In September 2016, Zhian Eli set off on a trip to Iraq, via Canada, with her elderly parents.

The family were former Iraqi refugees who settled in New Zealand in 1997 after spending some years in a camp in Syria.

Their advancing age and change in the political situation made Ali Majid, now 85, and Mahieh Amin, 86, want to return to Iraq for their final years.


Zhian agreed to escort them on the trip, which the family - who are New Zealand citizens - decided to break up with a stop-over in Edmonton, a Canadian city where they had connections.

Disaster befell the family almost as soon as they arrived though, Mrs Amin suffering a heart attack soon after arrival in Canada and then being diagnosed with cancer.

Restricted by the conditions of her visitor's visa but desperate to care for her parents, Zhian and her young daughter stayed in Canada as long as they could but were eventually obliged to return to New Zealand or face deportation.

Her parents' medical status meant doctors advised they should not fly and Zhian was forced to leave them in Canada.

Back in Dunedin, she has frantically sought help from the Ministry of Foreign Affairs and Trade, local MPs and Canadian officialdom, and has also written to Prime Minister Jacinda Ardern.

"I just want someone to help," Zhian said.

"A lot of people have been involved, but no-one has been able to help us."

The family's travel insurance covered their initial expenses but has now run out.


The operation Mrs Amin now needs to be able to travel is not covered, and the couple's conditions meant they remained in limbo, unable to continue their travels to Iraq and unable to return home.

"Also I cannot go back, at the moment [because of concerns about obtaining a visa] they will not let me back in to Canada," Zhian said.

"When we left, we had online automatic visas, but they still kept us in the airport for eight hours' interrogation, despite my New Zealand passport and the fact I had not come from Iraq ... they only gave me two months to stay there."

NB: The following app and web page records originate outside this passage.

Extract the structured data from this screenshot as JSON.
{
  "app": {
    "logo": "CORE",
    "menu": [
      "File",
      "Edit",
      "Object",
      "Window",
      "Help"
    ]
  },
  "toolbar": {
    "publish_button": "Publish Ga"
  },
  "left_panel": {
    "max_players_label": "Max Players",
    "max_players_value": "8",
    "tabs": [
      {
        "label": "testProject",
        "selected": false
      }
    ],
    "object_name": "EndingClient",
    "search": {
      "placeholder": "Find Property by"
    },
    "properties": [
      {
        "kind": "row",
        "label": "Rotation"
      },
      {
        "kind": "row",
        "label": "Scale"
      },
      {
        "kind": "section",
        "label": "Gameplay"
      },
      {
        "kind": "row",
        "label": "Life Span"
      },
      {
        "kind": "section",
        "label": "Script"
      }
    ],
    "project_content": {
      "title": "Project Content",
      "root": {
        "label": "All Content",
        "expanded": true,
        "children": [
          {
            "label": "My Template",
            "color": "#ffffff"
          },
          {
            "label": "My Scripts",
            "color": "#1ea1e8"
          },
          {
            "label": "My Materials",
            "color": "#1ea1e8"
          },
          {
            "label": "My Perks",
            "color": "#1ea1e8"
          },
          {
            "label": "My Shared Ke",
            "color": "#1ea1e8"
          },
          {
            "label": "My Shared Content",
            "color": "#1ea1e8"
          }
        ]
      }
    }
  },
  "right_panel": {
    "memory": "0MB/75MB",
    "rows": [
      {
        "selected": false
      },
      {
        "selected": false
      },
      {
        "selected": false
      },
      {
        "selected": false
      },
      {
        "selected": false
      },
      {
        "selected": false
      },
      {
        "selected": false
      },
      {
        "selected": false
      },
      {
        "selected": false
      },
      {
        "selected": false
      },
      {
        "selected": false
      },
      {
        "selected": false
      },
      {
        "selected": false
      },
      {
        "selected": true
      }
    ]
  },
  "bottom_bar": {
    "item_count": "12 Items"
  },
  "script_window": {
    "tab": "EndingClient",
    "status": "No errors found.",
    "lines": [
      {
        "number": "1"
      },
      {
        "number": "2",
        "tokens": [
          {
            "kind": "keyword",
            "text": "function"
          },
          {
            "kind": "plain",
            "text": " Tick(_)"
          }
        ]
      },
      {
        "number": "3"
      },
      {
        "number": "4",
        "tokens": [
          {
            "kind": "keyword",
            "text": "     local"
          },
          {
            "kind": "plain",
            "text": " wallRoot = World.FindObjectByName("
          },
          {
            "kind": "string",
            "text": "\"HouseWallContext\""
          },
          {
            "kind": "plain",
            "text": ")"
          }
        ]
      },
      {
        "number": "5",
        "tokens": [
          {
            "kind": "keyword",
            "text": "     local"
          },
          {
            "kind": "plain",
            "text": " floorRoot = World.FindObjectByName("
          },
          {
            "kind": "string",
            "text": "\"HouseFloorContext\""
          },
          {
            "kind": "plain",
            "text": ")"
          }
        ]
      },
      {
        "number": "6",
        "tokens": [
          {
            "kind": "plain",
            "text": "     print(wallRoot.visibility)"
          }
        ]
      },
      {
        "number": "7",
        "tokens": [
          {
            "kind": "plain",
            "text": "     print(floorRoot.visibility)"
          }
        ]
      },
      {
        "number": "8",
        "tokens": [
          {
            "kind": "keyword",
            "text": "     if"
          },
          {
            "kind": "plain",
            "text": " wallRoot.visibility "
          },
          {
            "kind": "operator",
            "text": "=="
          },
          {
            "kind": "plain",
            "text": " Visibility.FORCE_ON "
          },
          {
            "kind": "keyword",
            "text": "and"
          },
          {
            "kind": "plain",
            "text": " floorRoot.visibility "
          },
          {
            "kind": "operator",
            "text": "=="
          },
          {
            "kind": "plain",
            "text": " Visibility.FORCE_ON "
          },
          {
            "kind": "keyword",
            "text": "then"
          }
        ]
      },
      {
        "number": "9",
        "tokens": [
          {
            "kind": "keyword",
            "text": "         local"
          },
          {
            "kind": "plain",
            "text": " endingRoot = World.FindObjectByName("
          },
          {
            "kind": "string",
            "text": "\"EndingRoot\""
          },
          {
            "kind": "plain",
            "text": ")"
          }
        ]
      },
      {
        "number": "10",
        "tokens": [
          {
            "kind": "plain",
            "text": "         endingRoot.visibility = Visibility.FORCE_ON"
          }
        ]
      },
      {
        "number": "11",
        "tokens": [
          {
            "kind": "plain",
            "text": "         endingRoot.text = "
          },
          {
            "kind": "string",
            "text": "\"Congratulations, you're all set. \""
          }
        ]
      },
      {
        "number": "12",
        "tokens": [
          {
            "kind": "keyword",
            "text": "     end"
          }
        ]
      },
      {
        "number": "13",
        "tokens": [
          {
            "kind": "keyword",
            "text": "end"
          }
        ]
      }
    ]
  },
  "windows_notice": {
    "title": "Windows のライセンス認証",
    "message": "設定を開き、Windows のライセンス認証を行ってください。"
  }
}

Zhian's letter to Ardern asking for help received a sympathetic response and a promise to forward her case to Mfat, but she has yet to receive a reply from the ministry.

Whether her parents travel on to Iraq or come back to New Zealand does not worry Zhian - she just wants to be reunited with them, be that in Canada or elsewhere.

"They need to be out of the situation they are in," she said.

"Mum needs surgery and until it is done she can't fly ... Dad needs care for his dementia, but without me there he is in the hospital with Mum and soon after I left he went into a coma ... I want to be back to see them as soon as possible."

An Mfat spokesman said the ministry was aware of Zhian's parents' circumstances, but would not comment further.

"Due to privacy considerations we are unable to provide any further information."

However, the ministry noted New Zealanders stuck overseas could be expected to pay any medical costs themselves.

"This includes any costs involved in returning to New Zealand, which could involve special flights and a medical escort."